What about chilling in open spaces, like a park?

Going to the park for a walk or a cute solo picnic is fine as long as you practise social distancing.

“Whether you’re indoors or outdoors, you need to be at least 1.5 metres away from people,” Vally says. “I think it is better to be outdoors than indoors because the primary method of transmission is droplets, spread from people coughing and sneezing, and clearly if you’re in the outdoors, it’s likely to be diluted and blown away very quickly. Whereas, if you’re in the indoors, the air is all contained and you’ve got a condition that probably favours the spread. If you had to choose, outdoors is much better.”

How long will it be until we start seeing the effects of social distancing? 

Not for a little while.

“Everything that we’re doing is new,” Vally says. “It’s very much a case of doing everything we can and looking ahead to see what happens to the cases in the next 7-14 days. That’s why there’s a lot of uncertainty around it, a lot of changing of policy, because we’re continuously getting new information about how many cases we’re seeing and we’re adjusting our strategies in response.”

Australia is in a critical period right now, Vally continues. “We’ve really got to work together and take COVID-19 seriously. Do your social distancing, practise good hygiene.”

So why aren’t people taking social distancing as seriously as they should?

“I think there’s a lot of reasons,” Vally says. “I think one of the main ones is, we’ve never seen anything like this before and it’s kind of an abstract threat.”

It’s not like we’re fighting an actual war, he explains. “There’s a lot of people who’ve just never seen this level of commitment asked of them before, [or have been] exposed to something this life changing. So there’s a natural human tendency to be in denial of how much of a problem it is.”

Any more questions? Hit me up at steffanie.tan@pedestriangroup.com.au and I’ll see if I can get some answers.

If you think you may have coronavirus, either call your doctor (DON’T visit) or contact the national Coronavirus Health Information Hotline on 1800 020 080. If you’re struggling to breathe or experiencing a medical emergency, call 000. 

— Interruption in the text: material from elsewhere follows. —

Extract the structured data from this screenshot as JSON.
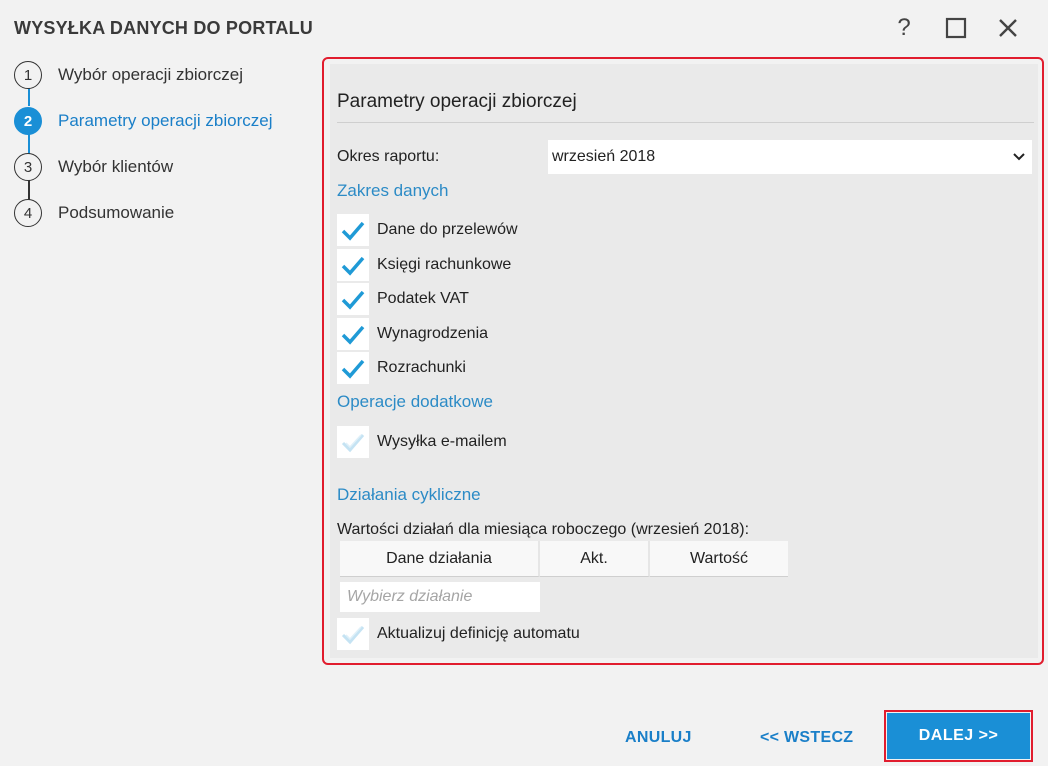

And please remember to wash your hands frequently (for at least 20 seconds) and keep at least 1.5 metres between you and those around you.